Swinging Bunt - this is kind of a comedic version of the previous. The batter takes a full swing, but catches just a small bit of the ball and the result dribbles in front of home plate just a few feet, as if he had intentionally laid down a bunt.

Squeeze Play, or "Suicide Squeeze" - this is a bunt with a man on third base, who comes screaming down the third base line attempting to slide home when the ball was hit just a few feet from the plate. You don't see this in major league baseball much anymore.

Hit and Run - technically this is a "run and hit." The runner on first base takes off for second, drawing the second baseman back toward that bag, thinking the runner is attempting to steal. The batter then attempts to hit the ball between first and second base, which - theoretically - should be open because the second baseman is sprinting toward second base. The success of this play usually depends upon the batter having what is called "good bat control." If he misses the ball, the runner is usually thrown out stealing. If he hits the ball but not where he should, the play often results in two outs instead of one.
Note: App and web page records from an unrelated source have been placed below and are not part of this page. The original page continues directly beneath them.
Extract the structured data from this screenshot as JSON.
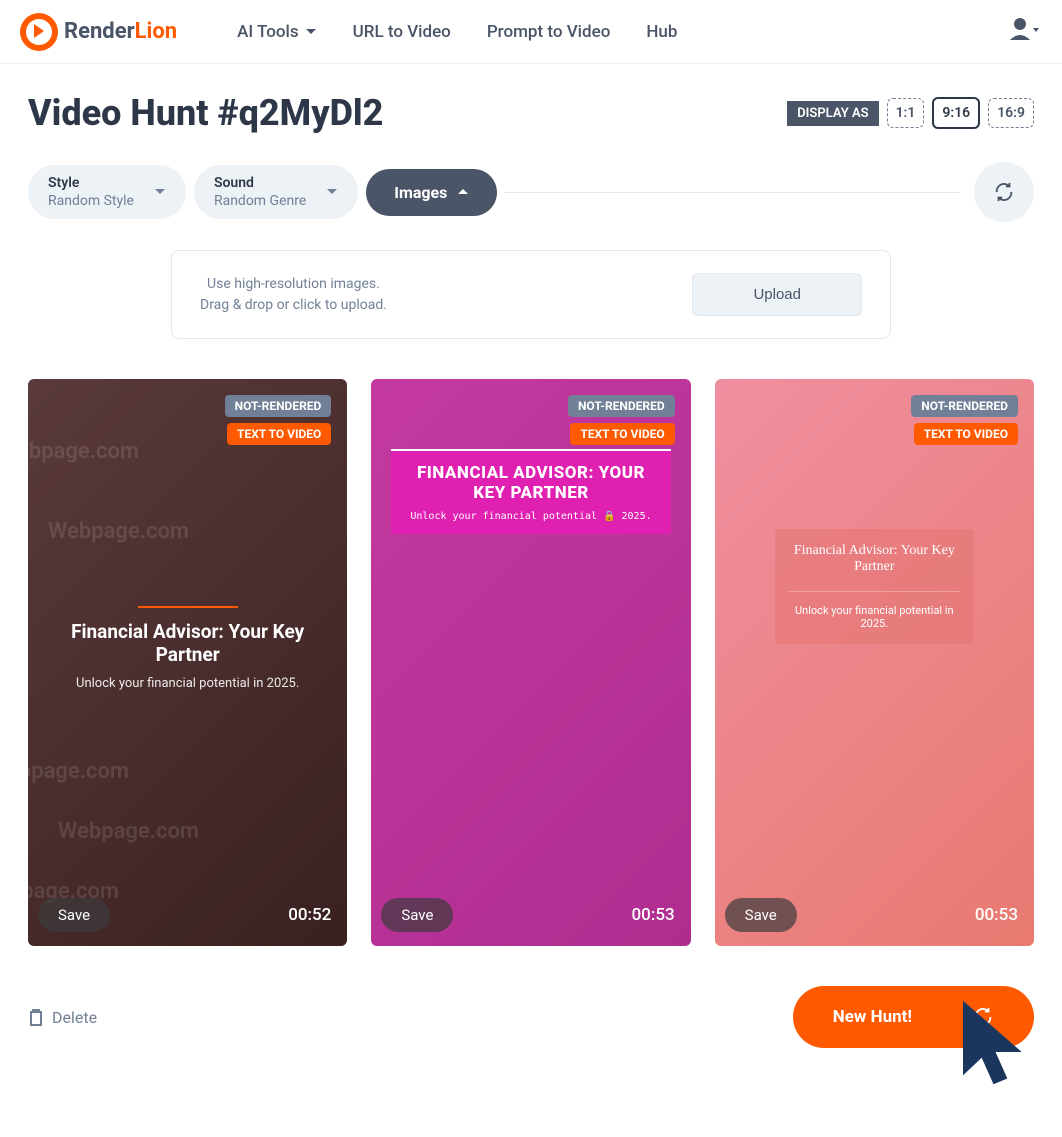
{
  "header": {
    "logo_render": "Render",
    "logo_lion": "Lion",
    "nav": [
      "AI Tools",
      "URL to Video",
      "Prompt to Video",
      "Hub"
    ]
  },
  "title": "Video Hunt #q2MyDl2",
  "display_as_label": "DISPLAY AS",
  "ratios": [
    "1:1",
    "9:16",
    "16:9"
  ],
  "filters": {
    "style_label": "Style",
    "style_value": "Random Style",
    "sound_label": "Sound",
    "sound_value": "Random Genre",
    "images_label": "Images"
  },
  "upload": {
    "line1": "Use high-resolution images.",
    "line2": "Drag & drop or click to upload.",
    "button": "Upload"
  },
  "cards": [
    {
      "status": "NOT-RENDERED",
      "type": "TEXT TO VIDEO",
      "duration": "00:52",
      "save": "Save",
      "title": "Financial Advisor: Your Key Partner",
      "subtitle": "Unlock your financial potential in 2025."
    },
    {
      "status": "NOT-RENDERED",
      "type": "TEXT TO VIDEO",
      "duration": "00:53",
      "save": "Save",
      "title": "FINANCIAL ADVISOR: YOUR KEY PARTNER",
      "subtitle": "Unlock your financial potential 🔒 2025."
    },
    {
      "status": "NOT-RENDERED",
      "type": "TEXT TO VIDEO",
      "duration": "00:53",
      "save": "Save",
      "title": "Financial Advisor: Your Key Partner",
      "subtitle": "Unlock your financial potential in 2025."
    }
  ],
  "footer": {
    "delete": "Delete",
    "new_hunt": "New Hunt!"
  },
  "watermark": "Webpage.com"
}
There you have the first installment. Hope that helps. I'll also be doing "glossaries" on hitting terms, fielding terms, and pitching terms over the next couple of weeks.
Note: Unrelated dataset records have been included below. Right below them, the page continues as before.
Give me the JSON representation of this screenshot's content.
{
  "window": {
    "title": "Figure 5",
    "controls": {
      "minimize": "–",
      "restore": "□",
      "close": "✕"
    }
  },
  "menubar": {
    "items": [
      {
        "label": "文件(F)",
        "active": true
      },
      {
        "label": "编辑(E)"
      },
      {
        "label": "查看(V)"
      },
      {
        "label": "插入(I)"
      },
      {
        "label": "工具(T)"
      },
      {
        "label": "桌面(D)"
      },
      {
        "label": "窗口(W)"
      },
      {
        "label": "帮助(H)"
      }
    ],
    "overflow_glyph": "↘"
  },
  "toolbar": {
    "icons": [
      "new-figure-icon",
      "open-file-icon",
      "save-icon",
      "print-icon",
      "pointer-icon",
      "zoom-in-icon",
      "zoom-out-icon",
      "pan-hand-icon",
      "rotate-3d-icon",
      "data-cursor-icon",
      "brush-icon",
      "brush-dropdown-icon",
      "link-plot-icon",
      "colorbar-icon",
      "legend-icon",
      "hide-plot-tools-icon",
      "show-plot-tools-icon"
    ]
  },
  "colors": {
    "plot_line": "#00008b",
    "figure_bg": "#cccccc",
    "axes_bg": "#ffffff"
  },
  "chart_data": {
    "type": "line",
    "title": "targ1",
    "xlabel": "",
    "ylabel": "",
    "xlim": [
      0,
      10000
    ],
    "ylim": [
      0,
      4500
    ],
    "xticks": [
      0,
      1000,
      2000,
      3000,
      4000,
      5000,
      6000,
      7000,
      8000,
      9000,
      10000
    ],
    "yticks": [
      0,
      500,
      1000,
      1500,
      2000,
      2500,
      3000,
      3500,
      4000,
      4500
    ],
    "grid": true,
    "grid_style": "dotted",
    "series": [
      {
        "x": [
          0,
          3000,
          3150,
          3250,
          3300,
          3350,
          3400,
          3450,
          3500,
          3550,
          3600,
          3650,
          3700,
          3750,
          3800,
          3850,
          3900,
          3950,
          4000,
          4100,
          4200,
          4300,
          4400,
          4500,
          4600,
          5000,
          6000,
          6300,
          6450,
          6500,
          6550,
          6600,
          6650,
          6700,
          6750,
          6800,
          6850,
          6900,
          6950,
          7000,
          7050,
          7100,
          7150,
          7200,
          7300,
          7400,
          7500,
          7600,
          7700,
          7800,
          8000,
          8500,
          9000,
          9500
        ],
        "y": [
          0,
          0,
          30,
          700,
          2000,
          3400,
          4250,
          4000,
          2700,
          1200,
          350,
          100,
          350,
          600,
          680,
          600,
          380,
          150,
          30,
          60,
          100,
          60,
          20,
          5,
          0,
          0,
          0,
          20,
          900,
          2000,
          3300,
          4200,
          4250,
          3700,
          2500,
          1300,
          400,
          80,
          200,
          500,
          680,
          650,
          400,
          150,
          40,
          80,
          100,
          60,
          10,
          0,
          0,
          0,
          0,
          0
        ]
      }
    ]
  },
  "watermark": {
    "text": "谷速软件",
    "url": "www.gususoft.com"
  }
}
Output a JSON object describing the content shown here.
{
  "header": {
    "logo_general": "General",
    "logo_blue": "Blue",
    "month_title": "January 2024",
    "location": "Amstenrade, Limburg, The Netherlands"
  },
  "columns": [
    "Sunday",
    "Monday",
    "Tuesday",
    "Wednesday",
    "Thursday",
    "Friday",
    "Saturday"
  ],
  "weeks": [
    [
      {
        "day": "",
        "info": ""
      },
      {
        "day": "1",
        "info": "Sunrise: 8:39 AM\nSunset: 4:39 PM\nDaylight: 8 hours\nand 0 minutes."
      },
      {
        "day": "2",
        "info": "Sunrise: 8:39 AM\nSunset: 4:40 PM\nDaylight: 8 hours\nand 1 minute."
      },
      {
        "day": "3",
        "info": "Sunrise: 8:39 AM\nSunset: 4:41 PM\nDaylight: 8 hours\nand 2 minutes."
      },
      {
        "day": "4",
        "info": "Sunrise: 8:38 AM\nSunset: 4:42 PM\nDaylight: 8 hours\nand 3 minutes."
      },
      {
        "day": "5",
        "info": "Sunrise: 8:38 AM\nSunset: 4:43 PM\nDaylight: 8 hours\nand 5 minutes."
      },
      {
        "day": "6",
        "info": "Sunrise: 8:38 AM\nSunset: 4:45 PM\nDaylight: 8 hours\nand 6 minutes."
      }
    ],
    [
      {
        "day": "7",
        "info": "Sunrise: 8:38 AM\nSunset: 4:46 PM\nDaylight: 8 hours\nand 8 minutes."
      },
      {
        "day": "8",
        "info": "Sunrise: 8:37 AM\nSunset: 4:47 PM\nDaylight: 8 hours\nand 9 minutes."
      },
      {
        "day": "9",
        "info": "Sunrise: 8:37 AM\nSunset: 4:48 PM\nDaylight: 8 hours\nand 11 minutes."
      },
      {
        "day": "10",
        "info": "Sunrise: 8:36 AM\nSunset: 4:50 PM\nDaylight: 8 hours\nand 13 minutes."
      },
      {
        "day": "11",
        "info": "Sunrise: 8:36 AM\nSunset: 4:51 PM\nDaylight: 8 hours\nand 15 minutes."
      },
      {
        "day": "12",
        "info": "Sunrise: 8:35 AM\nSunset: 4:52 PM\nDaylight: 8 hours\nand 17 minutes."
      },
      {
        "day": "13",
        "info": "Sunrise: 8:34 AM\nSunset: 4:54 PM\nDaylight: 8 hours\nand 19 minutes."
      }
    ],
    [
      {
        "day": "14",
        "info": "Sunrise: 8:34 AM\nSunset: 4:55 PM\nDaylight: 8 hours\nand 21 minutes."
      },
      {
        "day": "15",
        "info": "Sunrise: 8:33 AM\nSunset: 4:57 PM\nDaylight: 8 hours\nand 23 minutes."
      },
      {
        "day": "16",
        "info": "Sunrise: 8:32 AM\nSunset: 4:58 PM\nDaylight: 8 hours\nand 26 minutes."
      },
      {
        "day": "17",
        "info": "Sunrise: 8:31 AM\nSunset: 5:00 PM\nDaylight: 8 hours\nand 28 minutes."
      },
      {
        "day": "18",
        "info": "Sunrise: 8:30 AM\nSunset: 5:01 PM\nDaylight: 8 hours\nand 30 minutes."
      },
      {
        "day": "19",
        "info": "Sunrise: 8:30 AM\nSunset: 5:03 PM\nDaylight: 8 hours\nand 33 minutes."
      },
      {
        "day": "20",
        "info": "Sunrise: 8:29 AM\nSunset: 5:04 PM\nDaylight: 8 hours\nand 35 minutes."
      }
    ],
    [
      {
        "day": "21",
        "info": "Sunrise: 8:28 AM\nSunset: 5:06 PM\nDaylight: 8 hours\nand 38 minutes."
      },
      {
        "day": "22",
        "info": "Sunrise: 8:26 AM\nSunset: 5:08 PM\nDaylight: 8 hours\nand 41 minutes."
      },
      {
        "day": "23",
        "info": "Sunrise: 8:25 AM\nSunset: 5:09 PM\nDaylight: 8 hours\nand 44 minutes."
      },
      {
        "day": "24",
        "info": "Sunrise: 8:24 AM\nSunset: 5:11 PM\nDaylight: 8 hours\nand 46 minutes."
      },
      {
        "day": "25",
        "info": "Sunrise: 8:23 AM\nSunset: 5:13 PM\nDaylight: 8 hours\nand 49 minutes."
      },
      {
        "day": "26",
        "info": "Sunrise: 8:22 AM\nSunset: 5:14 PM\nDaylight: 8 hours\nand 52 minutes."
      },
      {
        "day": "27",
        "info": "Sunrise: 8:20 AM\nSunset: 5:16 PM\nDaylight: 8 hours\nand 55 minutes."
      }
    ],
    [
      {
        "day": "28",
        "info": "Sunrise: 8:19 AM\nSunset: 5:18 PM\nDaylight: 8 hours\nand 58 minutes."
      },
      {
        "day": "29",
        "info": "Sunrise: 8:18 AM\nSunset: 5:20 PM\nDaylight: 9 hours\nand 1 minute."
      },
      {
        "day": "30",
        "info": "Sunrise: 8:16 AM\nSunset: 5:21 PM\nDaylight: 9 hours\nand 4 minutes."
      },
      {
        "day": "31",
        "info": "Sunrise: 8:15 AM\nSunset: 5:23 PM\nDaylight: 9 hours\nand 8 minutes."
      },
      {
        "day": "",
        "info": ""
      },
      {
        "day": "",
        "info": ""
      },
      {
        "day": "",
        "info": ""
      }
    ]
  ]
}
Tuesday, April 24, 2007

Of Unicorns and Alligators

I woke up this morning with the refrain from "The Unicorn Song" running through my head. Y'know, that old hit by The Irish Rovers that some radio stations drag out every March.

You got your green alligators and long-necked geese
Some humpty-backed camels and some chimpanzees
Some cats and rats and elephants
But sure as you're born
Don't you forget the unicorn

Only in my dream/wake version, I was singing "You got your blue alligators."

Why? Why?? WHY??? Why would my brain do that? Any armchair psychologists out there?

I left a window cracked open last night. You think maybe I was just cold? You can't get much more cold-blooded than a blue alligator, am I right?

Am I right?

Idiots Are Among Us

First of all, let me tell you right up front that I say that with love.

The other day I read in some random "Overheard in the Office" pages about one worker saying to another coworker, "Hey, it's not my fault the guy is an idiot. Though it was probably my fault that I told him so." The tag line was, "But in all fairness, he didn't seem to know."

I confess I laughed until I stopped.

Let me give you an example from my everyday life. One of the things we do at my job is process applications for United States passports. The questions are really pretty basic, and one of them is your height. The State Department doesn't care about your weight, apparently, but they want to know how tall you are.

I overheard this conversation transpire between one of my coworkers and a passport applicant.

"Ma'am, you put down that you're 10 feet, 6 inches tall?"

"I did?"

"I don't think you're 10 feet tall, ma'am."

"No, I'm not."

"See right here? Where you wrote 10?"

"That's my shoe size."


"Well, it says 'feet'!"

In all fairness, I don't think she knew she was an idiot.

Sunday, April 22, 2007

Signs of Spring

I saw the first real signs of Spring just a couple of days ago.

I saw my first housefly of the year.

I saw a blonde in a convertible, hair flapping in the wind.

This weekend I experienced something that tells me Spring is finally here for sure.

I mowed my yard.

What are your signs of Spring?